Progress towards creating and implementing procedures for resolving non-compliance has been slow. Past research by Chain Reaction Research shows that a lack of transparency and traceability can create risks to investors, who may not be aware that they are exposed to stranded land risk in environmentally sensitive areas like Brazil’s Cerrado region. To date, soy producers can continue to deforest large strands of Cerrado savanna without facing the risk of losing market access. However, with growing support for the Cerrado Manifesto, including from 23 large consumer good companies, deforestation might rapidly put revenue and farmland asset value at risk.

Soy Company Score
ADM 50
Cargill 31
Bunge 27
Grupo Andre Maggi 14
LDC 6

Figure 2: Soy Companies Scored in Green Cats: Scoring Palm Oil and Soy Companies on Forest Policies and Transparency. Source: ForestHeroes.org.

Companies were scored based on their policies and achievements associated with implementation and transparency impacting deforestation and labor violations. For each of the criteria, at least one company scored full points, except for the criteria that requires the publication of detailed procedures for addressing suppliers in breach of company policy. Several companies received half points in this category. Although any of these companies have the potential to achieve a perfect score, Forest Heroes’ investigation reveals a significant gap between stated policies and reports on progress. To see the full list of companies and the methodology used to rank them, please click here.

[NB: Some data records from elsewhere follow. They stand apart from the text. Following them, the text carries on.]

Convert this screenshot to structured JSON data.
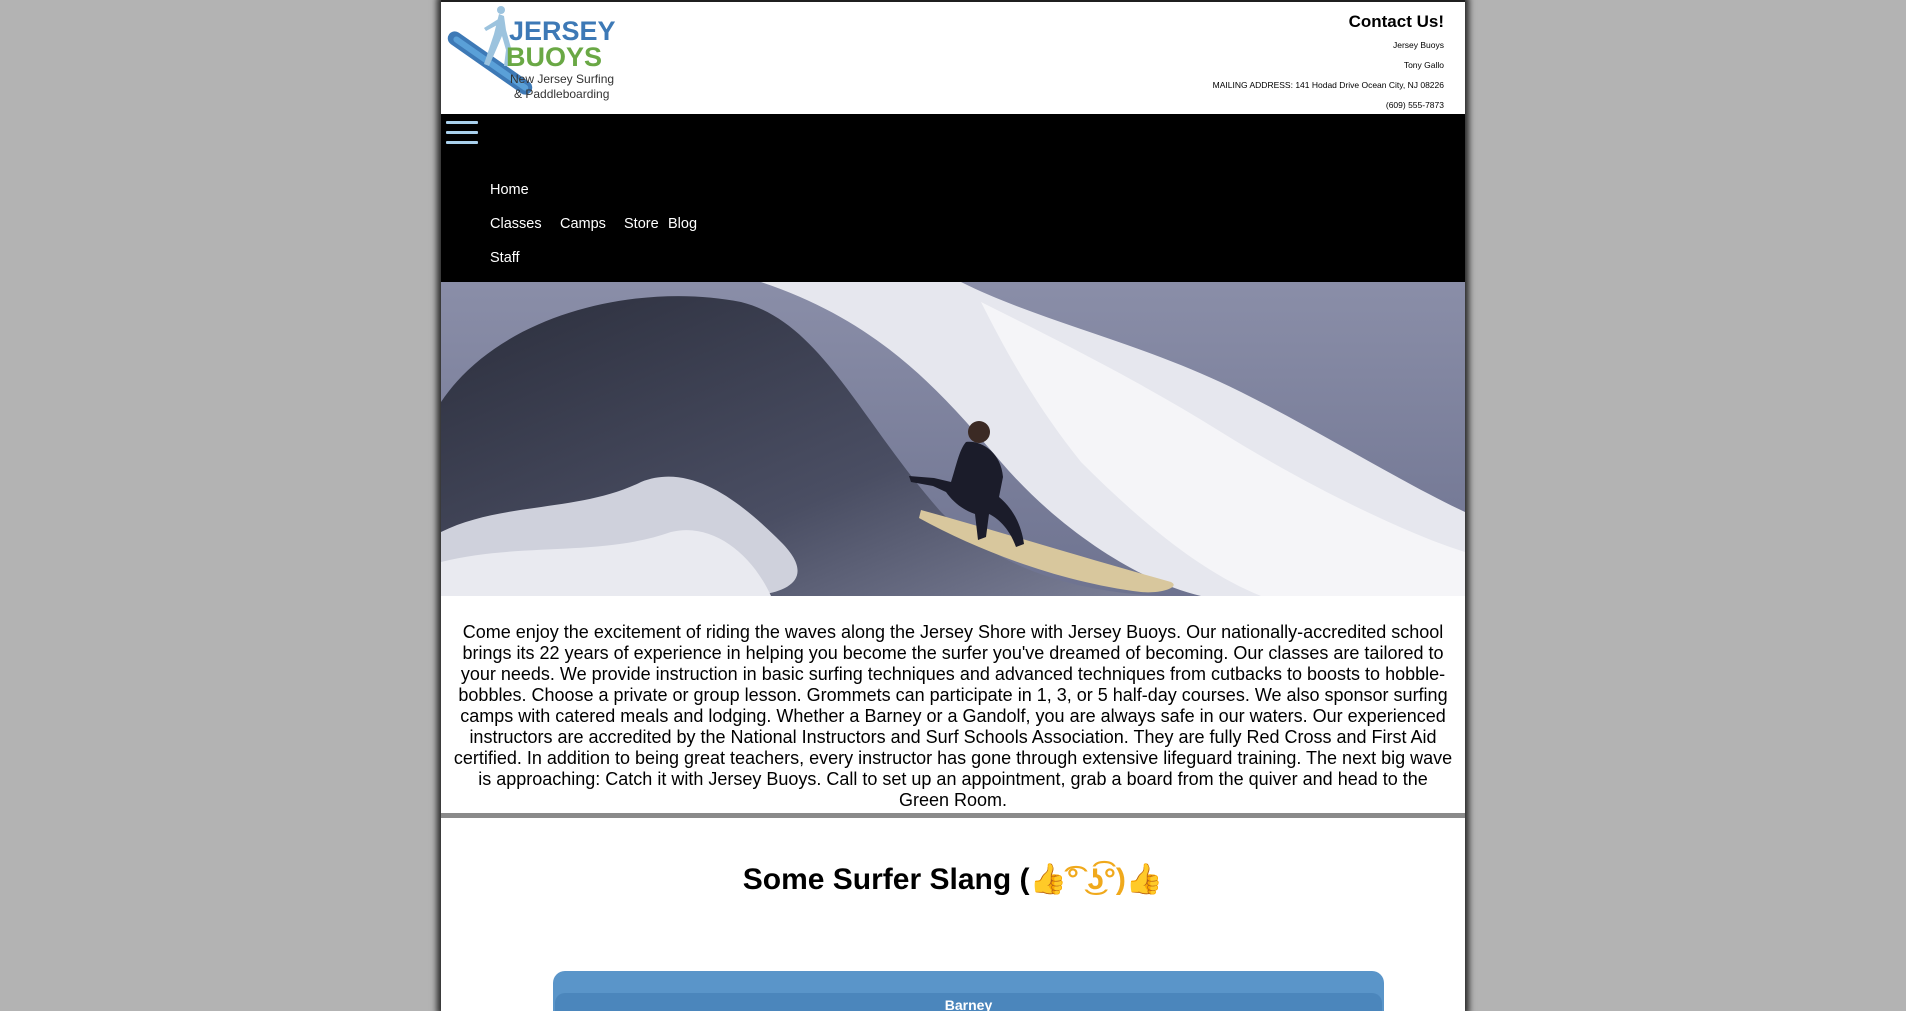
{
  "logo": {
    "line1": "JERSEY",
    "line2": "BUOYS",
    "line3": "New Jersey Surfing",
    "line4": "& Paddleboarding"
  },
  "contact": {
    "title": "Contact Us!",
    "business": "Jersey Buoys",
    "owner": "Tony Gallo",
    "address": "MAILING ADDRESS: 141 Hodad Drive Ocean City, NJ 08226",
    "phone": "(609) 555-7873"
  },
  "nav": {
    "menu_icon": "hamburger-menu-icon",
    "items": [
      {
        "label": "Home"
      },
      {
        "label": "Classes"
      },
      {
        "label": "Camps"
      },
      {
        "label": "Store"
      },
      {
        "label": "Blog"
      },
      {
        "label": "Staff"
      }
    ]
  },
  "hero": {
    "image": "surfer-riding-wave-photo"
  },
  "intro": {
    "text": "Come enjoy the excitement of riding the waves along the Jersey Shore with Jersey Buoys. Our nationally-accredited school brings its 22 years of experience in helping you become the surfer you've dreamed of becoming. Our classes are tailored to your needs. We provide instruction in basic surfing techniques and advanced techniques from cutbacks to boosts to hobble-bobbles. Choose a private or group lesson. Grommets can participate in 1, 3, or 5 half-day courses. We also sponsor surfing camps with catered meals and lodging. Whether a Barney or a Gandolf, you are always safe in our waters. Our experienced instructors are accredited by the National Instructors and Surf Schools Association. They are fully Red Cross and First Aid certified. In addition to being great teachers, every instructor has gone through extensive lifeguard training. The next big wave is approaching: Catch it with Jersey Buoys. Call to set up an appointment, grab a board from the quiver and head to the Green Room."
  },
  "slang": {
    "title": "Some Surfer Slang (",
    "title_emoji": "👍͡° ͜ʖ͡°)👍",
    "first_term": "Barney"
  },
  "colors": {
    "page_bg": "#b3b3b3",
    "nav_bg": "#000000",
    "menu_icon": "#a9d0ec",
    "accordion": "#5a95c9",
    "logo_blue": "#3d79b6",
    "logo_green": "#6aa845"
  }
}
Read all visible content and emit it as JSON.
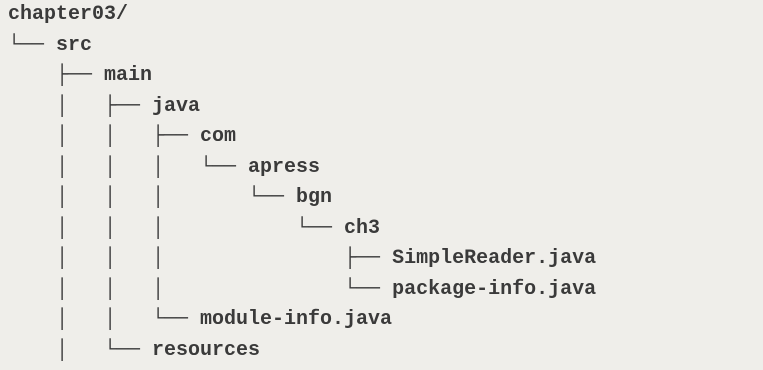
{
  "tree": {
    "lines": [
      "chapter03/",
      "└── src",
      "    ├── main",
      "    │   ├── java",
      "    │   │   ├── com",
      "    │   │   │   └── apress",
      "    │   │   │       └── bgn",
      "    │   │   │           └── ch3",
      "    │   │   │               ├── SimpleReader.java",
      "    │   │   │               └── package-info.java",
      "    │   │   └── module-info.java",
      "    │   └── resources"
    ]
  }
}
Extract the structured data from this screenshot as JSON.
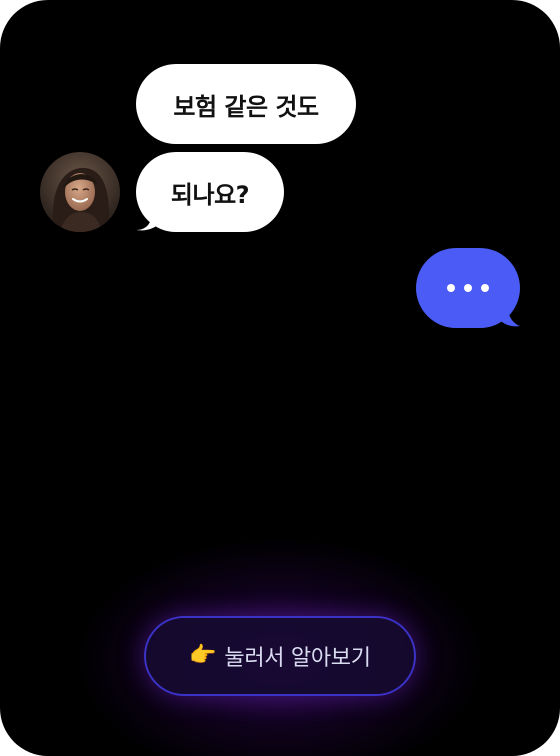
{
  "chat": {
    "incoming": {
      "line1": "보험 같은 것도",
      "line2": "되나요?"
    },
    "avatar_icon": "woman-avatar",
    "typing_indicator": "...",
    "colors": {
      "background": "#000000",
      "incoming_bubble": "#ffffff",
      "outgoing_bubble": "#4a5cf5"
    }
  },
  "cta": {
    "emoji": "👉",
    "label": "눌러서 알아보기",
    "border_color": "#3b32c6"
  }
}
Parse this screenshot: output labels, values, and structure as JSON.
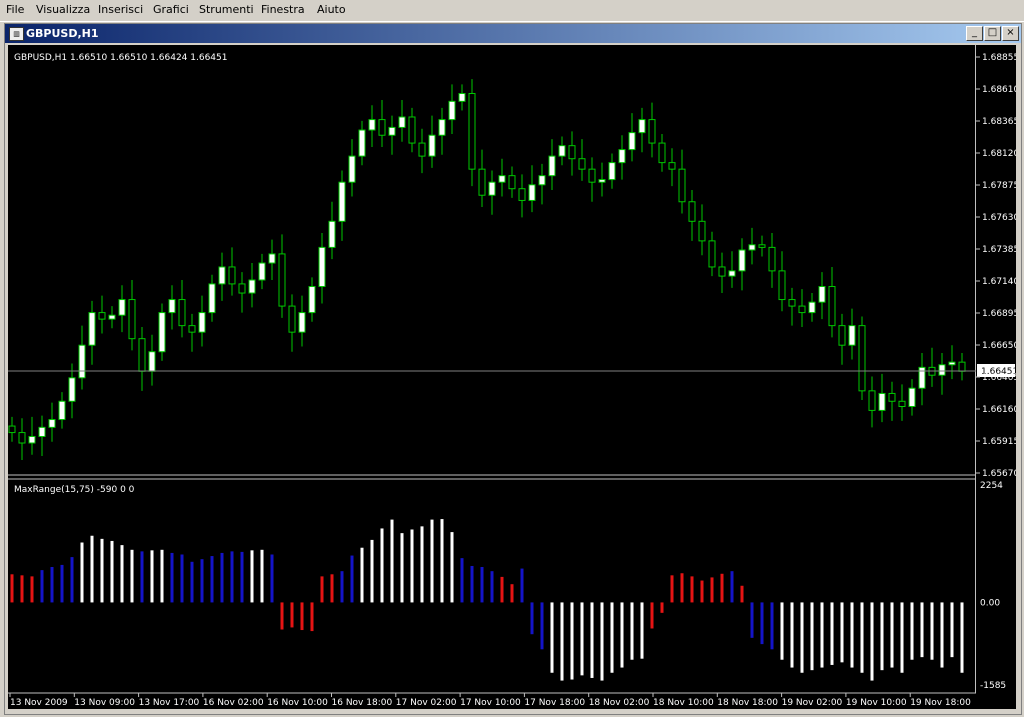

Full disclosure: Forest Heroes is a campaign run by Climate Advisers, a Washington D.C. consulting firm that is also a partner in Chain Reaction Research. Chain Reaction Research is not affiliated with Forest Heroes.